If you’re struggling to find talent to fill an open position at your company, the reason might be related to how the job posting is written.
That’s according to Kat Kibben, founder and CEO of Three Ears Media. During the recent BambooHR Virtual Summit, she said because of the Great Resignation, you have to approach writing job postings like a marketer.
“We, as HR and recruiting leaders, have to become better marketers to the people on the other side,” she said. “On the other side of that job posting is a candidate who’s willing to change everything … in their life. … That means they change their commute, their insurance, how many hours they spend with their family.”
Fine-tuning job postings
How you ask for candidates to apply matters, Kibben said. If there’s a lack of candidates for a certain position, here are three areas of the job posting that may need to be revised:
- The job title. Would people find this job in an internet search? Try comparing the search volume of the title vs. similar alternative titles on Google Trends. Pay attention to the related topics and queries and look for titles that are accompanied by words like “job posting,” “salary” or “career search.”

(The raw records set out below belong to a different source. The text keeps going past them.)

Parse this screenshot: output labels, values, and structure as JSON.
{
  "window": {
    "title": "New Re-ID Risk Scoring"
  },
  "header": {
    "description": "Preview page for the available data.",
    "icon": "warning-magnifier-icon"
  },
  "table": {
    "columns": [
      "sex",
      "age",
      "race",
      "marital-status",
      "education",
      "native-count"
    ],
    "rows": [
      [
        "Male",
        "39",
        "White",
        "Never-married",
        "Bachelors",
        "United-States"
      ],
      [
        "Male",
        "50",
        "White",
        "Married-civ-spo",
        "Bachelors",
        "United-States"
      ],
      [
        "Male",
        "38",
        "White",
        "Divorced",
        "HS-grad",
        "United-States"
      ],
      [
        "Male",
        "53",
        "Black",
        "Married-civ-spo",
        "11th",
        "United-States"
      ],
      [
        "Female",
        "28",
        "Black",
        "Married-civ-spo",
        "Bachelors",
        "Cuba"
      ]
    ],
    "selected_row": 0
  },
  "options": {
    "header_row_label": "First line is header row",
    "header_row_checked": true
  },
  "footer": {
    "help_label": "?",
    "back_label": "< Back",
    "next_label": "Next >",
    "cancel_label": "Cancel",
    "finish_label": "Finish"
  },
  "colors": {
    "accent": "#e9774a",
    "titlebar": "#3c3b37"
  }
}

- The job pitch. Include reasons not only why you’re hiring, but why someone should take the job; the daily tasks and “three things that they have to be good with doing;” and the must-have knowledge to perform the job. If you’re going to include general language that has very different meanings depending on the company, such as “collaboration” or “fast-paced environment,” provide context, Kibben said.
- The mandatory requirements. Watch out for biased language that pushes people away, such as “must have at least five years of experience” or “college degree preferred.” And if you’re going to use bullet points for listing a position’s mandatory requirements, Kibben recommended limiting it to fewer than seven.
But even if you improved all those elements of the job posting, none of it will matter if the post hasn’t been proofread for typos and grammar and spelling errors. Poor attention to detail can be a turn-off for job seekers.
Kibben estimates there’s a 60% quit rate on most job application processes because they’re more troublesome than they need to be.
She said that if you haven’t tried applying for a job on your company’s website in the last six months, it’s time you had firsthand experience with what an applicant goes through. Do all the links in the application process work? Are there any parts of the candidate experience that could be improved? If you were an applicant who’s never visited the company site before – would you complete the application or give up and continue searching because you got frustrated with the process?